INFORMATION: Begin

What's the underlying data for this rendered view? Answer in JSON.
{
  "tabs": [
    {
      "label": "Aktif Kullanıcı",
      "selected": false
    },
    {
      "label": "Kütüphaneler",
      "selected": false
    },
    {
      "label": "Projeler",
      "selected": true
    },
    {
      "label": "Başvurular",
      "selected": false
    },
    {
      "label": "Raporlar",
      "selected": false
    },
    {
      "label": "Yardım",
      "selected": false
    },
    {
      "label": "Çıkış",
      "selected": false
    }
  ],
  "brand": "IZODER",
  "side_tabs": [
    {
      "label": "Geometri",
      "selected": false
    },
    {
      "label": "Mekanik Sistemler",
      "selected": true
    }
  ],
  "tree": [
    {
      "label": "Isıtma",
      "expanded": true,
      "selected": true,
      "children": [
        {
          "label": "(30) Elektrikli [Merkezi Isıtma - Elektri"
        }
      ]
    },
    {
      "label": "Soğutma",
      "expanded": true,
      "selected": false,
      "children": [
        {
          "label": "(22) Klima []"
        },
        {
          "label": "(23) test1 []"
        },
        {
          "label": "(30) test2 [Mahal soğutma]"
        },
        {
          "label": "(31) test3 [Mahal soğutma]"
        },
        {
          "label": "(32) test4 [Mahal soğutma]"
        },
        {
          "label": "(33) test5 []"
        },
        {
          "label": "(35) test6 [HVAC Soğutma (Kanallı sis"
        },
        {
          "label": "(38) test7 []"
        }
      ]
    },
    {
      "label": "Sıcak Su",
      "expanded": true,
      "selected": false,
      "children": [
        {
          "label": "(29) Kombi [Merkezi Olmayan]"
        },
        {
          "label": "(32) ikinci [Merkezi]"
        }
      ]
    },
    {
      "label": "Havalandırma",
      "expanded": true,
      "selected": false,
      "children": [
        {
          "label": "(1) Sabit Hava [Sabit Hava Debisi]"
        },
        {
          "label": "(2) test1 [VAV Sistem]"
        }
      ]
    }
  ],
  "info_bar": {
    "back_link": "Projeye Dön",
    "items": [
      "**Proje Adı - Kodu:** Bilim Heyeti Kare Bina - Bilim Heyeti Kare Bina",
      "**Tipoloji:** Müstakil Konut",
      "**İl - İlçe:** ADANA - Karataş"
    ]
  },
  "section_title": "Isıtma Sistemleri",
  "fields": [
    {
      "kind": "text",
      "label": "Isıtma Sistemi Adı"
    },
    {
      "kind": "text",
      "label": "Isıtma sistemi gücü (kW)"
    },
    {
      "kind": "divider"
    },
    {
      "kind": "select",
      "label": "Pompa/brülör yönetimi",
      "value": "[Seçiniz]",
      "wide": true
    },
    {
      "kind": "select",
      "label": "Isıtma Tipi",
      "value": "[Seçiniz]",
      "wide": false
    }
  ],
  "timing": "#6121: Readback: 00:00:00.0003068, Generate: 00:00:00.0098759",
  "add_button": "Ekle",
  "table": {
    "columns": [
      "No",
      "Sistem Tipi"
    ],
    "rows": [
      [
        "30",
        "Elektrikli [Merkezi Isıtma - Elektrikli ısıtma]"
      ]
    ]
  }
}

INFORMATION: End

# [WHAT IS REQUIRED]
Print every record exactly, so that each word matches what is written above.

# [PROBLEM SOLUTION]
What's the underlying data for this rendered view? Answer in JSON.
{
  "tabs": [
    {
      "label": "Aktif Kullanıcı",
      "selected": false
    },
    {
      "label": "Kütüphaneler",
      "selected": false
    },
    {
      "label": "Projeler",
      "selected": true
    },
    {
      "label": "Başvurular",
      "selected": false
    },
    {
      "label": "Raporlar",
      "selected": false
    },
    {
      "label": "Yardım",
      "selected": false
    },
    {
      "label": "Çıkış",
      "selected": false
    }
  ],
  "brand": "IZODER",
  "side_tabs": [
    {
      "label": "Geometri",
      "selected": false
    },
    {
      "label": "Mekanik Sistemler",
      "selected": true
    }
  ],
  "tree": [
    {
      "label": "Isıtma",
      "expanded": true,
      "selected": true,
      "children": [
        {
          "label": "(30) Elektrikli [Merkezi Isıtma - Elektri"
        }
      ]
    },
    {
      "label": "Soğutma",
      "expanded": true,
      "selected": false,
      "children": [
        {
          "label": "(22) Klima []"
        },
        {
          "label": "(23) test1 []"
        },
        {
          "label": "(30) test2 [Mahal soğutma]"
        },
        {
          "label": "(31) test3 [Mahal soğutma]"
        },
        {
          "label": "(32) test4 [Mahal soğutma]"
        },
        {
          "label": "(33) test5 []"
        },
        {
          "label": "(35) test6 [HVAC Soğutma (Kanallı sis"
        },
        {
          "label": "(38) test7 []"
        }
      ]
    },
    {
      "label": "Sıcak Su",
      "expanded": true,
      "selected": false,
      "children": [
        {
          "label": "(29) Kombi [Merkezi Olmayan]"
        },
        {
          "label": "(32) ikinci [Merkezi]"
        }
      ]
    },
    {
      "label": "Havalandırma",
      "expanded": true,
      "selected": false,
      "children": [
        {
          "label": "(1) Sabit Hava [Sabit Hava Debisi]"
        },
        {
          "label": "(2) test1 [VAV Sistem]"
        }
      ]
    }
  ],
  "info_bar": {
    "back_link": "Projeye Dön",
    "items": [
      "**Proje Adı - Kodu:** Bilim Heyeti Kare Bina - Bilim Heyeti Kare Bina",
      "**Tipoloji:** Müstakil Konut",
      "**İl - İlçe:** ADANA - Karataş"
    ]
  },
  "section_title": "Isıtma Sistemleri",
  "fields": [
    {
      "kind": "text",
      "label": "Isıtma Sistemi Adı"
    },
    {
      "kind": "text",
      "label": "Isıtma sistemi gücü (kW)"
    },
    {
      "kind": "divider"
    },
    {
      "kind": "select",
      "label": "Pompa/brülör yönetimi",
      "value": "[Seçiniz]",
      "wide": true
    },
    {
      "kind": "select",
      "label": "Isıtma Tipi",
      "value": "[Seçiniz]",
      "wide": false
    }
  ],
  "timing": "#6121: Readback: 00:00:00.0003068, Generate: 00:00:00.0098759",
  "add_button": "Ekle",
  "table": {
    "columns": [
      "No",
      "Sistem Tipi"
    ],
    "rows": [
      [
        "30",
        "Elektrikli [Merkezi Isıtma - Elektrikli ısıtma]"
      ]
    ]
  }
}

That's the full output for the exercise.